== Task ==
Scan the entries line by line and return those with "JSON".

[Component data from apps and pages]
—————

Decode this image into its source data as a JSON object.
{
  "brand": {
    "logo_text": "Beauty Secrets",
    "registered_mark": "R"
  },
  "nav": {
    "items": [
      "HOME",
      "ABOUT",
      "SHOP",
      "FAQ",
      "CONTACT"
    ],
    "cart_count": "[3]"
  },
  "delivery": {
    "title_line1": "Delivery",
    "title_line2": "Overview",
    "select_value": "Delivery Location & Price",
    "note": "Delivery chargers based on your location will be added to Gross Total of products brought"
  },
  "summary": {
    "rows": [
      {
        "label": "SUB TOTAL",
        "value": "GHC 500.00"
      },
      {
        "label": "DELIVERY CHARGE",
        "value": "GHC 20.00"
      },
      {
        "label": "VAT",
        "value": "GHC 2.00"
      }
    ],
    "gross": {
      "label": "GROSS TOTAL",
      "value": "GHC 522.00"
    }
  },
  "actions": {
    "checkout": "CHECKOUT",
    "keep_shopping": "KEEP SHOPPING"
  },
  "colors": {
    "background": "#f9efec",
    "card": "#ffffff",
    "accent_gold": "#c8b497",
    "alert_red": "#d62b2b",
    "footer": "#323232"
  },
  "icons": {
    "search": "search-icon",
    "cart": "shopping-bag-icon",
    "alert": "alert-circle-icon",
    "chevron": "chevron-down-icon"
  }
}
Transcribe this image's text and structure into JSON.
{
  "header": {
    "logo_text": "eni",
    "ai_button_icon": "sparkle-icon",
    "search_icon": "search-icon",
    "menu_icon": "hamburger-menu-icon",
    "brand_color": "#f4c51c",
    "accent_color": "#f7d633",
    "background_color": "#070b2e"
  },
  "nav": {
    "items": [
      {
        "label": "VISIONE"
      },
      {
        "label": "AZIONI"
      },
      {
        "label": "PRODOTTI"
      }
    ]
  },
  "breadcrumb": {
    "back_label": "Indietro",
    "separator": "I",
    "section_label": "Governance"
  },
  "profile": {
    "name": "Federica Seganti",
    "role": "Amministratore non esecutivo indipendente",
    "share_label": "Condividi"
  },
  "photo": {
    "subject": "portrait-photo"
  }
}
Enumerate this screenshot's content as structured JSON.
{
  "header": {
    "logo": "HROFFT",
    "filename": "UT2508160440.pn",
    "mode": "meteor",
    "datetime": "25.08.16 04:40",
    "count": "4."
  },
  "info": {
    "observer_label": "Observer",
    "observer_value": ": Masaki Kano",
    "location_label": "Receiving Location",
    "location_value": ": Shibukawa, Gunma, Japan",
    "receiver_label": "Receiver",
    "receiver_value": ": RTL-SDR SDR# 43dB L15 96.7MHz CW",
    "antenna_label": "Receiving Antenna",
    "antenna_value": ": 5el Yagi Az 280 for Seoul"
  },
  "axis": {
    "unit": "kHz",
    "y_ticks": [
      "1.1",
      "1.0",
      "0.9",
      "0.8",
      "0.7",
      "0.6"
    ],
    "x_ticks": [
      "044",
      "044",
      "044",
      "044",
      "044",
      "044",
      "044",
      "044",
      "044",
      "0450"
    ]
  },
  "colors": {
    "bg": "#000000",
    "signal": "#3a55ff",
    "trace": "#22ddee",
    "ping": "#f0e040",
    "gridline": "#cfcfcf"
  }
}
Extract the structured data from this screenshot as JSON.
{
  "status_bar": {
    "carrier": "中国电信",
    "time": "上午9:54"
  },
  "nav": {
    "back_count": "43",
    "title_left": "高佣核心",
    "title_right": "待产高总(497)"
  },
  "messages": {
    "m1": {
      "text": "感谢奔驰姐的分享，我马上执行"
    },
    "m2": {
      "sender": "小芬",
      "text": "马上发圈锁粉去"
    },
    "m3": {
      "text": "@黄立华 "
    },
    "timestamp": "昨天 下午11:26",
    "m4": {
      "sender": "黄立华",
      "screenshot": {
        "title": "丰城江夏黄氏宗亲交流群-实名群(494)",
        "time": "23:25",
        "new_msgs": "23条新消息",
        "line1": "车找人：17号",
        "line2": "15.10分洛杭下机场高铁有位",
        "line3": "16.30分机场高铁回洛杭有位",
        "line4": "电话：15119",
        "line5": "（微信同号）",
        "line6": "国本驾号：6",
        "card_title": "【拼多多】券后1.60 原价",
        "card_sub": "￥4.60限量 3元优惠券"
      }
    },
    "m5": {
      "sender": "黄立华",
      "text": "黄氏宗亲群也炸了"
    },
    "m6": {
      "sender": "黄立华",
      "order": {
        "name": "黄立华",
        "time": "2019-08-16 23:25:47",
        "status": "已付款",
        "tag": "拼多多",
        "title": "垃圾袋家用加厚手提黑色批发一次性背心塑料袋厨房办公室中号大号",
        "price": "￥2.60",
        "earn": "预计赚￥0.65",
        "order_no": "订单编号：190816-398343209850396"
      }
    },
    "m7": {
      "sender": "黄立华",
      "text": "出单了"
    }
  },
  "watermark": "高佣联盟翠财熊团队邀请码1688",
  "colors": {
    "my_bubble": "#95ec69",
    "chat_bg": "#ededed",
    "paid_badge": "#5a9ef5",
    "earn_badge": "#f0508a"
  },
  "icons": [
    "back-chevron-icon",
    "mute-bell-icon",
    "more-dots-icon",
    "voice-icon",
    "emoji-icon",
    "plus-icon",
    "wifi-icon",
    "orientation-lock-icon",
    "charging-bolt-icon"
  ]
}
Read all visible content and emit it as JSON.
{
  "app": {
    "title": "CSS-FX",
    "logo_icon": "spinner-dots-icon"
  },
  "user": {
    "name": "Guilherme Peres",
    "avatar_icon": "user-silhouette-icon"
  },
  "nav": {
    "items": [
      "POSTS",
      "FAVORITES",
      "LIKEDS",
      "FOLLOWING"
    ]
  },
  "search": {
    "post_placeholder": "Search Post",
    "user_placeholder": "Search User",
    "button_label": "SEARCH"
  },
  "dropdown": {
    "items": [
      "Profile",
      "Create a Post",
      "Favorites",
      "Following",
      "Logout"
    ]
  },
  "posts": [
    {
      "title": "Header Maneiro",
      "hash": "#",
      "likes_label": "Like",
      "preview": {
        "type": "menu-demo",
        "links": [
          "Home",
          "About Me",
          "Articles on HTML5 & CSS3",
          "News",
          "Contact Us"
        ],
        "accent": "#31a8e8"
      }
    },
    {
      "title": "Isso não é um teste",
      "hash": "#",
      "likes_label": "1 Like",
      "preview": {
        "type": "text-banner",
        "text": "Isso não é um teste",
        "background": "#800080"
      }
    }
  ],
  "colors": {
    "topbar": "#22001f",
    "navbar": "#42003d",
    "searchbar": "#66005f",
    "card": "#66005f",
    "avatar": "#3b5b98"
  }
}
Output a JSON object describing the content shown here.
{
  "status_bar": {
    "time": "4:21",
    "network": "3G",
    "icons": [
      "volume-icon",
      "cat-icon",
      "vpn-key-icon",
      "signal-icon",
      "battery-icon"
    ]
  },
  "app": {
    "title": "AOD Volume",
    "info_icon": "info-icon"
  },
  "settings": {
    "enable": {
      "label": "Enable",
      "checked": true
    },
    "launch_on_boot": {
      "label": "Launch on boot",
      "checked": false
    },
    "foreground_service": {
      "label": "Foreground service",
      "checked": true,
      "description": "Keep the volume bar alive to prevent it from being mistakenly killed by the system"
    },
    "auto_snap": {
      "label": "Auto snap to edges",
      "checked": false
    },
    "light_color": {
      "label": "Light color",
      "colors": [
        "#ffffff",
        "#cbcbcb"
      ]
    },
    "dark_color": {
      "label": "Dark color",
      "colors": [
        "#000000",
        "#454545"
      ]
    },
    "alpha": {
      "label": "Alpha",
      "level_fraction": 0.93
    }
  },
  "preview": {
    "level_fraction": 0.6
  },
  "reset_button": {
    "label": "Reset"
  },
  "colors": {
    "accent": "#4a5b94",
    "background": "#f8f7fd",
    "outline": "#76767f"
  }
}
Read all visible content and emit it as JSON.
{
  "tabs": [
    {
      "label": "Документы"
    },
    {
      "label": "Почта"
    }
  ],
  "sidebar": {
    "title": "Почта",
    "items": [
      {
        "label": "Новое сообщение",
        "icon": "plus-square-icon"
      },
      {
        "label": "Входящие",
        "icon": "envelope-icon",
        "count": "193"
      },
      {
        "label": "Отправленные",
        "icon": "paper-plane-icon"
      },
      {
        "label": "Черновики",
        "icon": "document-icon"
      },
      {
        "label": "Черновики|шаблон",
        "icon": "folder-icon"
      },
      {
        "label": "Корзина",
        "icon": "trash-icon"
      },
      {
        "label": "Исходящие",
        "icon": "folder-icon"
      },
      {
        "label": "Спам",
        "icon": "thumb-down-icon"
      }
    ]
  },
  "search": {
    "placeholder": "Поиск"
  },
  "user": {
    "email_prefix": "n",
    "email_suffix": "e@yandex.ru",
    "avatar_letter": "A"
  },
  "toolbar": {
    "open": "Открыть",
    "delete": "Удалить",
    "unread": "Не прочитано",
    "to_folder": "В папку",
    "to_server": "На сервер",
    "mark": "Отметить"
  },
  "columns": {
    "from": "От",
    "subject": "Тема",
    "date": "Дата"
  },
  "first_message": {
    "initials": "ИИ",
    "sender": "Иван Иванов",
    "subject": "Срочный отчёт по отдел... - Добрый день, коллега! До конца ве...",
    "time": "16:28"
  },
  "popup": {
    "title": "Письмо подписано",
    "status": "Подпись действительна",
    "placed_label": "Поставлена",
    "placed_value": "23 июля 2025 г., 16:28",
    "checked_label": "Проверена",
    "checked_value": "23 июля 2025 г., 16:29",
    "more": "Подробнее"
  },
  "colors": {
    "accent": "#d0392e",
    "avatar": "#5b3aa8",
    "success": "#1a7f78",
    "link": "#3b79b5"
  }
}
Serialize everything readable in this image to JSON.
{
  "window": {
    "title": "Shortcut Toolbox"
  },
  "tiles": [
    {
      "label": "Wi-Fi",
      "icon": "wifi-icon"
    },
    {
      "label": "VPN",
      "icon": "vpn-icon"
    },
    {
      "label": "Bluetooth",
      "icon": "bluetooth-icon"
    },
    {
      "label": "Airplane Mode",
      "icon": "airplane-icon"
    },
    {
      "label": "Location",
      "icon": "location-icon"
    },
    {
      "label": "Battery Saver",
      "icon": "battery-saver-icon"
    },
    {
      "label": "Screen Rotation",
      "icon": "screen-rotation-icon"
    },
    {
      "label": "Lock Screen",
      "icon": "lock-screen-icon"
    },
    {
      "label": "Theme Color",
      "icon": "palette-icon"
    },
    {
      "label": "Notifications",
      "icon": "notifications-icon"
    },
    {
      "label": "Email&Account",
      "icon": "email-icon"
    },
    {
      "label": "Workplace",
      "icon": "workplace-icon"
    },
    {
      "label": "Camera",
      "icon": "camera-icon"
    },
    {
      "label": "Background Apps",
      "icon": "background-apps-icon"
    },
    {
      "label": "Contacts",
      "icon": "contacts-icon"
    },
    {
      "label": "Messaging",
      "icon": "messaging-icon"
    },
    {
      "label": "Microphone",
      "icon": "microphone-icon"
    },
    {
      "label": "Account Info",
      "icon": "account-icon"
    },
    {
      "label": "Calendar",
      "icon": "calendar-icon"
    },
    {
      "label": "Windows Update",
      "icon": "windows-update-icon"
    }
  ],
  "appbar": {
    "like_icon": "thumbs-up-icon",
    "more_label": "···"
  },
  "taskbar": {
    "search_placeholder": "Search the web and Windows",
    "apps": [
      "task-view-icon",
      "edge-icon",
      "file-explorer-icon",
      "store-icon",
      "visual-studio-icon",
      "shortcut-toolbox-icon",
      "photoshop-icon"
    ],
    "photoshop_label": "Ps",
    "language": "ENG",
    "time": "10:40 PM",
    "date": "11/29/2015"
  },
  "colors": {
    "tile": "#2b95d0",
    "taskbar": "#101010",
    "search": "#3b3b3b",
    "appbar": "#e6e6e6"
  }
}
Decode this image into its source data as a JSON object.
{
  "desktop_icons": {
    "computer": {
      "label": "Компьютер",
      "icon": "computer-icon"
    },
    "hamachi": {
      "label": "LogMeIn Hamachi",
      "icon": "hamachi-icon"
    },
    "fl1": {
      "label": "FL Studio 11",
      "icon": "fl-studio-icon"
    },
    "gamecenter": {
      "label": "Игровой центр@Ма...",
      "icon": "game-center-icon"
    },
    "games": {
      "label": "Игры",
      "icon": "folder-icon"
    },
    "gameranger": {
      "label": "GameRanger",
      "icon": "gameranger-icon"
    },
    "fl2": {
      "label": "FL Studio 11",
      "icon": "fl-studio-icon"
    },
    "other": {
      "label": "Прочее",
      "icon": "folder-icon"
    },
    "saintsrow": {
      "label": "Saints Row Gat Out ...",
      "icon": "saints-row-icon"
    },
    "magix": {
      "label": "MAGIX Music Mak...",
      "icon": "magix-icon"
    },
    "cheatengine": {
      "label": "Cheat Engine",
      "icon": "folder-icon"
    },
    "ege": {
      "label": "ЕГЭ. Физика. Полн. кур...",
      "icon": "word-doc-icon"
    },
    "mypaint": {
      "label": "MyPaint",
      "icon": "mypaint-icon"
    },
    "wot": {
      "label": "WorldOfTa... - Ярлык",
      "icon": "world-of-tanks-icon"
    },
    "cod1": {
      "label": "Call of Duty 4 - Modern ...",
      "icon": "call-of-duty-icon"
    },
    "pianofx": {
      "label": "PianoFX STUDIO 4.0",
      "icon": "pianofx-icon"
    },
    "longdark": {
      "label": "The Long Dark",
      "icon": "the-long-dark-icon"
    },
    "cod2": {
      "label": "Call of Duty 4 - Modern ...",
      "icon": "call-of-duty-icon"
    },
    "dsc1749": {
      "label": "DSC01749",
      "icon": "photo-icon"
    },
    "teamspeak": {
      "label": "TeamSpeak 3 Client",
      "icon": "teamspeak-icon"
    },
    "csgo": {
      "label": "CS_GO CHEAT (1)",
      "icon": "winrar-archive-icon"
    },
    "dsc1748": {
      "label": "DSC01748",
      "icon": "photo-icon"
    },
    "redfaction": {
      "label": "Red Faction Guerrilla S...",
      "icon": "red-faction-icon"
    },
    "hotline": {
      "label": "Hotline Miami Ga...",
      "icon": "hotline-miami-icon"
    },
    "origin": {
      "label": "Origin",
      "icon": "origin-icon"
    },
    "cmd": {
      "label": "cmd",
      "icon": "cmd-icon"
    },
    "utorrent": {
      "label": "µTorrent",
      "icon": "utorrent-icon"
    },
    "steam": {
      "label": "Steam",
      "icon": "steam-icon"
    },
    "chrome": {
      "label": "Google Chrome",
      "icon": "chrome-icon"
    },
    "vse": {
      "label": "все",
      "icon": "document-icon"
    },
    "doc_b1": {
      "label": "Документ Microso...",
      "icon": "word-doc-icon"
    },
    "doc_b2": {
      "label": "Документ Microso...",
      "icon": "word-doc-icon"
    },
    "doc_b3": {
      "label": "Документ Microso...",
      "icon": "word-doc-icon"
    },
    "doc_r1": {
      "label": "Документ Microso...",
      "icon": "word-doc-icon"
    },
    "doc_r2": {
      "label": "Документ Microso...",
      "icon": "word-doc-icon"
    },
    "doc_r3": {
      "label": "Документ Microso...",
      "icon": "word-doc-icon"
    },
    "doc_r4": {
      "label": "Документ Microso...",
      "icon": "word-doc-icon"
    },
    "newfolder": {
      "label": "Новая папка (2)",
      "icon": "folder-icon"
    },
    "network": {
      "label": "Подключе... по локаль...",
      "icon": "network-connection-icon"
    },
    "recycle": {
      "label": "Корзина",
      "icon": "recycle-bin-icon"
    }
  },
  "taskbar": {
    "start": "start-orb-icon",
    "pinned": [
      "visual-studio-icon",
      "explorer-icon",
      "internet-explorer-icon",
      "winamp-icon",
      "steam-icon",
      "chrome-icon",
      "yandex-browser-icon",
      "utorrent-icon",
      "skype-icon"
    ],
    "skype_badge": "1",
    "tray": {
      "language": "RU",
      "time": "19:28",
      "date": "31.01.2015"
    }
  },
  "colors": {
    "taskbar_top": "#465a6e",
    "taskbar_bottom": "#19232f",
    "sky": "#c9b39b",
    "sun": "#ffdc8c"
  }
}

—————

== Answer below ==
Decode this image into its source data as a JSON object.
Transcribe this image's text and structure into JSON.
Enumerate this screenshot's content as structured JSON.
Extract the structured data from this screenshot as JSON.
Read all visible content and emit it as JSON.
Output a JSON object describing the content shown here.
Read all visible content and emit it as JSON.
Serialize everything readable in this image to JSON.
Decode this image into its source data as a JSON object.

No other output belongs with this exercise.